Records for this task:
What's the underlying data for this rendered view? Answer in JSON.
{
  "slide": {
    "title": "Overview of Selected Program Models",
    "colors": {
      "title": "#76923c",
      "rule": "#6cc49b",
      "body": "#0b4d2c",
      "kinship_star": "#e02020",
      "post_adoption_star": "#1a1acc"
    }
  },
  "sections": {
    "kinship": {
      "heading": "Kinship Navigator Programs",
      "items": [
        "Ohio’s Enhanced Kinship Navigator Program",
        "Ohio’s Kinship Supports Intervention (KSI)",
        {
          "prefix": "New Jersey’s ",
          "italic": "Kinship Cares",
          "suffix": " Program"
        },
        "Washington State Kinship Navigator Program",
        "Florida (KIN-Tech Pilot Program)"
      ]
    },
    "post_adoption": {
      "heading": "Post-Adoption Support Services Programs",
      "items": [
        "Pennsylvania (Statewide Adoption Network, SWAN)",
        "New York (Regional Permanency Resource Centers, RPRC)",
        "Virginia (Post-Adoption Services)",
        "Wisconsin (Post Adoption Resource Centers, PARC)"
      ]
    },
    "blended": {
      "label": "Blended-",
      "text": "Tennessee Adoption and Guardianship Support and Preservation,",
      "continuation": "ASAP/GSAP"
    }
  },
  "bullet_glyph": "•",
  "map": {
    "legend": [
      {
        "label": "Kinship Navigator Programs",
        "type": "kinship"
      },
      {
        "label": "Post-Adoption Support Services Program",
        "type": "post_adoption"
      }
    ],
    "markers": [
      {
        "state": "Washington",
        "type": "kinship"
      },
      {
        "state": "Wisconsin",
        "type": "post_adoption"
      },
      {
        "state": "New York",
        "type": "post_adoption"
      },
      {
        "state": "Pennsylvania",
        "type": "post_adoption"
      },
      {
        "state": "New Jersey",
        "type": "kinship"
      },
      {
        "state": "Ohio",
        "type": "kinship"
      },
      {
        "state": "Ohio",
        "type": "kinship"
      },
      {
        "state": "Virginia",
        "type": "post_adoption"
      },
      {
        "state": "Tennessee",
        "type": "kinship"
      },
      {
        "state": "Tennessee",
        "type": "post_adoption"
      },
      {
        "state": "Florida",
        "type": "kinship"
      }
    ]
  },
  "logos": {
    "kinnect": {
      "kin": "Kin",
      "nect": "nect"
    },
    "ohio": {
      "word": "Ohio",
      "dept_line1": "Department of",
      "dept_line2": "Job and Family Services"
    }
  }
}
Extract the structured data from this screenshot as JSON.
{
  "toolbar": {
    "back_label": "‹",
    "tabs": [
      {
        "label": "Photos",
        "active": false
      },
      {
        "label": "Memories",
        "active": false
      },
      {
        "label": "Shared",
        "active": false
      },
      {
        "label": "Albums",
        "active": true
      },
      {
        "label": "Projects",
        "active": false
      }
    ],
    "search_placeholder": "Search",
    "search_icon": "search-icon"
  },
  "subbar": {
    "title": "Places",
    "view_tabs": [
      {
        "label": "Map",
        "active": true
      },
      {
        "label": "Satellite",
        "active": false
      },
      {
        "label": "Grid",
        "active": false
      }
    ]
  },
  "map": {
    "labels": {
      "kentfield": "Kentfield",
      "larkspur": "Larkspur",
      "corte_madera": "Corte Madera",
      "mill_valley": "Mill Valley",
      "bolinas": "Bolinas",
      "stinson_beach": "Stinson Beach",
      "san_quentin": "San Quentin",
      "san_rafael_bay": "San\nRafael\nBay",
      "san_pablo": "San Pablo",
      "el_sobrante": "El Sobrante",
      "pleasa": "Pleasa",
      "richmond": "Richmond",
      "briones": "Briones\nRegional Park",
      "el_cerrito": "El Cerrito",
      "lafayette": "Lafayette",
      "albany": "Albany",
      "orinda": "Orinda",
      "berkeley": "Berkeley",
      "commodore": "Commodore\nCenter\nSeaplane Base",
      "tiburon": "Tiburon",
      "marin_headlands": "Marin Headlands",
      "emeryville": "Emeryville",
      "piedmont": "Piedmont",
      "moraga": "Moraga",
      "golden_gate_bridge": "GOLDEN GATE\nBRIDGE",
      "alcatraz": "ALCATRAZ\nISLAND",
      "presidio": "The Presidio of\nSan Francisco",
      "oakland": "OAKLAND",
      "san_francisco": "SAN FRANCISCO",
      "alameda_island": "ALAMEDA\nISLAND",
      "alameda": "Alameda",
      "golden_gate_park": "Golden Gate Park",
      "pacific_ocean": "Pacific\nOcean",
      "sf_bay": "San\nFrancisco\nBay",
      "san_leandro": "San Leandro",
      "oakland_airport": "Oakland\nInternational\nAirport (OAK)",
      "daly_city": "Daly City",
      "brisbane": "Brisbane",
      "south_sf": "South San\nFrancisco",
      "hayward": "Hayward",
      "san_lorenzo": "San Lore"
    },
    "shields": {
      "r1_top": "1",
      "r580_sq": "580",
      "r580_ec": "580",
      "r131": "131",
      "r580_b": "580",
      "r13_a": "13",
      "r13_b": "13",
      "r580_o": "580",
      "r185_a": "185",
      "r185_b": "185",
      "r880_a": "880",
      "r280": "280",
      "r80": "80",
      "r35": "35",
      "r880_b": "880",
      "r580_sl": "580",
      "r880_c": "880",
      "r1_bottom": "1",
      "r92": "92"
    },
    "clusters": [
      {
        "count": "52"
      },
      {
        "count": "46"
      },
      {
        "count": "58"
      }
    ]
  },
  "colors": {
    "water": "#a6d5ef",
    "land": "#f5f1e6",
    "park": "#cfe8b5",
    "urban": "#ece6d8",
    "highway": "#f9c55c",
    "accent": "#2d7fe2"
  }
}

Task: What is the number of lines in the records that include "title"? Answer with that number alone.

Result for this exercise: 3